“Last year, several women claimed that Biden made them uncomfortable with things like a shoulder touch or a hug. (I wrote a column critical of one such allegation by Lucy Flores.) The Times and Post found no allegation of sexual assault against Biden except Reade’s.
It is possible that in his 77 years, Biden committed one sexual assault and it was against Reade. But in my experience, men who commit a sexual assault are accused more than once”
“There are no third-party eyewitnesses or videos to support Tara Reade’s allegation that she was assaulted by Joe Biden. No one but Reade and Biden know whether an assault occurred. This is typical of sexual assault allegations. Jurors, in this case the voting public, have to consider the facts and circumstances to assess whether Reade’s allegation is credible. To do that, they have to determine whether Reade herself is believable.
I’ve dreaded writing this piece because I do not want it to be used as a guidebook to dismantling legitimate allegations of sexual assault. But not every claim of sexual assault is legitimate. During almost three decades as a prosecutor, I can remember dismissing two cases because I felt the defendant had not committed the charged crime. One of those cases was a rape charge.”
“I know that “Believe Women” is the mantra of the new decade. It is a response to a century of ignoring and excusing men’s sexual assaults against women. But men and women alike should not be forced to blindly accept every allegation of sexual assault for fear of being labeled a misogynist or enabler.

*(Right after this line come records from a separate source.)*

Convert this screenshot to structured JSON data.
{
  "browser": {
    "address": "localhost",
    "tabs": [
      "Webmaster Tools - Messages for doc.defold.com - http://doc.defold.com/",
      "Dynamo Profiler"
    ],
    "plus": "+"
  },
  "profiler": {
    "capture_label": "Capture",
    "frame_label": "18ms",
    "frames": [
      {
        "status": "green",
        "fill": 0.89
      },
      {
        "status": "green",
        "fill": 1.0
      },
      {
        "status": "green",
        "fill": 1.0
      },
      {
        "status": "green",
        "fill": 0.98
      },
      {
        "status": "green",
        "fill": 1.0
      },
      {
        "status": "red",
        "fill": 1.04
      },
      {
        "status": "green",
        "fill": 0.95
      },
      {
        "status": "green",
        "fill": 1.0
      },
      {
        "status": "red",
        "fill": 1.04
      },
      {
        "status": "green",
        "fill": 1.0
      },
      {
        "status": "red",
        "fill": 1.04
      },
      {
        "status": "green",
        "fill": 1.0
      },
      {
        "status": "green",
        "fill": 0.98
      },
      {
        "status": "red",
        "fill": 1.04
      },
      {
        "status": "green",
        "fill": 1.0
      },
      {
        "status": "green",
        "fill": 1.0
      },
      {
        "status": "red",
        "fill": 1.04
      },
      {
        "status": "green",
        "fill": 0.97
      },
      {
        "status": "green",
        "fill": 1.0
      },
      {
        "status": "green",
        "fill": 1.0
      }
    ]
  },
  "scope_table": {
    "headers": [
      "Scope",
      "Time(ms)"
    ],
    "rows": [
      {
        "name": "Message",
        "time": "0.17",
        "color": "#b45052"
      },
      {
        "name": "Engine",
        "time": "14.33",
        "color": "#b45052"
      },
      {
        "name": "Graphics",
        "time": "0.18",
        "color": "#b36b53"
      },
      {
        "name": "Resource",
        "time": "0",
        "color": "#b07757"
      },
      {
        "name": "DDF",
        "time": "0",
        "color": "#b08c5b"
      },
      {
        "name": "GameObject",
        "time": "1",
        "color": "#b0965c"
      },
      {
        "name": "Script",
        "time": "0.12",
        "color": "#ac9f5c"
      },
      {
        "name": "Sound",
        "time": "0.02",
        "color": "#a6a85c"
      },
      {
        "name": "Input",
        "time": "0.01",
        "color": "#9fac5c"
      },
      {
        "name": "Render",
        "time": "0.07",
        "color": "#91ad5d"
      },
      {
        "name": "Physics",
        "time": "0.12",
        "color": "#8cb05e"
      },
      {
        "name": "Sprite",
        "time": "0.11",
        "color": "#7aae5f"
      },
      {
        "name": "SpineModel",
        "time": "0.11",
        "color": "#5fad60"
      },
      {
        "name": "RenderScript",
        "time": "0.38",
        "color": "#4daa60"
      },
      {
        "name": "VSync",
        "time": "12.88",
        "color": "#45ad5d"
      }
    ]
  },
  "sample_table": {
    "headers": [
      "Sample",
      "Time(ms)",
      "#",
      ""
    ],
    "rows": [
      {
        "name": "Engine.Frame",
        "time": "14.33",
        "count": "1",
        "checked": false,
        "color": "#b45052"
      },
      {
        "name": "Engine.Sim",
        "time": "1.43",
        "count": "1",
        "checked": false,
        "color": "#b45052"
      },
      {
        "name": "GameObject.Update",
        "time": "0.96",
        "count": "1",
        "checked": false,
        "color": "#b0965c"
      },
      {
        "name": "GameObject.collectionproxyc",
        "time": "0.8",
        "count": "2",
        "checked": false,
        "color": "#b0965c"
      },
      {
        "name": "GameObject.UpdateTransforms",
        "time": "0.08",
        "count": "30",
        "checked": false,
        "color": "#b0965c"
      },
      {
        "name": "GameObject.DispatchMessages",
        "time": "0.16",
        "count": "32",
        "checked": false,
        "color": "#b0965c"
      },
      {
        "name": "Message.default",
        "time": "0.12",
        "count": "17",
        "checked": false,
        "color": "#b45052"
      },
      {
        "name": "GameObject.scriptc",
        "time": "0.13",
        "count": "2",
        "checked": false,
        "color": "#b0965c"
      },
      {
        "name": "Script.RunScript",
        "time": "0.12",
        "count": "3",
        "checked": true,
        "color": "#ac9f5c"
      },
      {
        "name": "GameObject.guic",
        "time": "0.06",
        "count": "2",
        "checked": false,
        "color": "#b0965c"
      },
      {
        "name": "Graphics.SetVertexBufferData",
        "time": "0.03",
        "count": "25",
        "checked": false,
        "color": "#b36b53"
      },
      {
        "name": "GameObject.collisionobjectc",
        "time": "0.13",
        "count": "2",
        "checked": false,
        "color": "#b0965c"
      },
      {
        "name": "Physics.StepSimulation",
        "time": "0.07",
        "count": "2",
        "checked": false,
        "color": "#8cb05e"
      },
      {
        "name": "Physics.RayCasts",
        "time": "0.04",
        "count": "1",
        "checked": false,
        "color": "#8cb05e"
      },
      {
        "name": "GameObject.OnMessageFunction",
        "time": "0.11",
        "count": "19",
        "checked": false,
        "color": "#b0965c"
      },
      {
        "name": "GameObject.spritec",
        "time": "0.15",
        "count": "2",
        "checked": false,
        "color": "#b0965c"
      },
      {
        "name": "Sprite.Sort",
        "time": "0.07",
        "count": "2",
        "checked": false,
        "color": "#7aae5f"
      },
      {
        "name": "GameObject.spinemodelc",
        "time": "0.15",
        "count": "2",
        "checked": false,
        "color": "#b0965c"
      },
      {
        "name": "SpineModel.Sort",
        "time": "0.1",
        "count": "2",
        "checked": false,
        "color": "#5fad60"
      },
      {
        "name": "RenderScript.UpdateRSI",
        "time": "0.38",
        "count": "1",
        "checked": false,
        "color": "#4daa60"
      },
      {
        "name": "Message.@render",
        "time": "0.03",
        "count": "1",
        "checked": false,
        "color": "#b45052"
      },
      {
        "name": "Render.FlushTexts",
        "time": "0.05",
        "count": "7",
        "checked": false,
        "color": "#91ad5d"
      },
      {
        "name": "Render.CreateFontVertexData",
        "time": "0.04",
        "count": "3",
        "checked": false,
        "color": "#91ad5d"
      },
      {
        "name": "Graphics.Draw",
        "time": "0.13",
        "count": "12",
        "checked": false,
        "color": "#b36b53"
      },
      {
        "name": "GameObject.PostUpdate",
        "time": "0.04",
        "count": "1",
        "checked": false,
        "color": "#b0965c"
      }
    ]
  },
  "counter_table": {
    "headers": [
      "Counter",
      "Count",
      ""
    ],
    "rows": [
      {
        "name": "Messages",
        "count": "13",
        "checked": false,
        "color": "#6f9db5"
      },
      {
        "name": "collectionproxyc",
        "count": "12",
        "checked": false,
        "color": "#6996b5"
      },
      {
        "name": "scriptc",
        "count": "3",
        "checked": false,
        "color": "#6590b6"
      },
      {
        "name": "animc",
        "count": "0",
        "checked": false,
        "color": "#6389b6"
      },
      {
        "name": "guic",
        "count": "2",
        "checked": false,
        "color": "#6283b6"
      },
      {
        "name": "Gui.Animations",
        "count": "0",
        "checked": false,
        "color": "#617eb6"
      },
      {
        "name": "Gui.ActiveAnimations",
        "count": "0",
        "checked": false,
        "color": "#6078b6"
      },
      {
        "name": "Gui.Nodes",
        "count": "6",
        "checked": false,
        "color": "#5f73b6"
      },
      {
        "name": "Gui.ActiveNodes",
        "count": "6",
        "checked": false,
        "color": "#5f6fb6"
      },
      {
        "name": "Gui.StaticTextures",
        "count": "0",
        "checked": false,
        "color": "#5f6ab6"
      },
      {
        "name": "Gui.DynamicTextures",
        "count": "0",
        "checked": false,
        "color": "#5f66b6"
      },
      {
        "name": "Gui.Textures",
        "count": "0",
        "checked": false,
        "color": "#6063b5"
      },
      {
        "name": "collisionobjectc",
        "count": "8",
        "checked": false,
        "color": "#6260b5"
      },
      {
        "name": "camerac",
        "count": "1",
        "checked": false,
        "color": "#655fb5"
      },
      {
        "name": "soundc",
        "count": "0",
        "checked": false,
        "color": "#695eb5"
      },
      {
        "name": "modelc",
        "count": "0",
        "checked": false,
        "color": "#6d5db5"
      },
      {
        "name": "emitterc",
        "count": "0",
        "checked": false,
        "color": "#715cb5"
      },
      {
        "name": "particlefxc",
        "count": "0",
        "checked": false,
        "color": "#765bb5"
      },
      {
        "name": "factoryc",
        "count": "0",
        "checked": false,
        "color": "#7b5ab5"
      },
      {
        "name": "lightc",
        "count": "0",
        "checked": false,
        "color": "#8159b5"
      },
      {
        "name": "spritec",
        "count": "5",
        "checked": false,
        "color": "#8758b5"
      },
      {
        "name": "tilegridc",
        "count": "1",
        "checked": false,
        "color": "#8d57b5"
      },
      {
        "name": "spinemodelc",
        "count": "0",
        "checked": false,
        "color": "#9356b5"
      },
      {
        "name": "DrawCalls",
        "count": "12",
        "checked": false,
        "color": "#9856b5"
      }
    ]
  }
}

We can support the #MeToo movement and not support allegations of sexual assault that do not ring true. If these two positions cannot coexist, the movement is no more than a hit squad. That’s not how I see the #MeToo movement. It’s too important, for too many victims of sexual assault and their allies, to be no more than that.”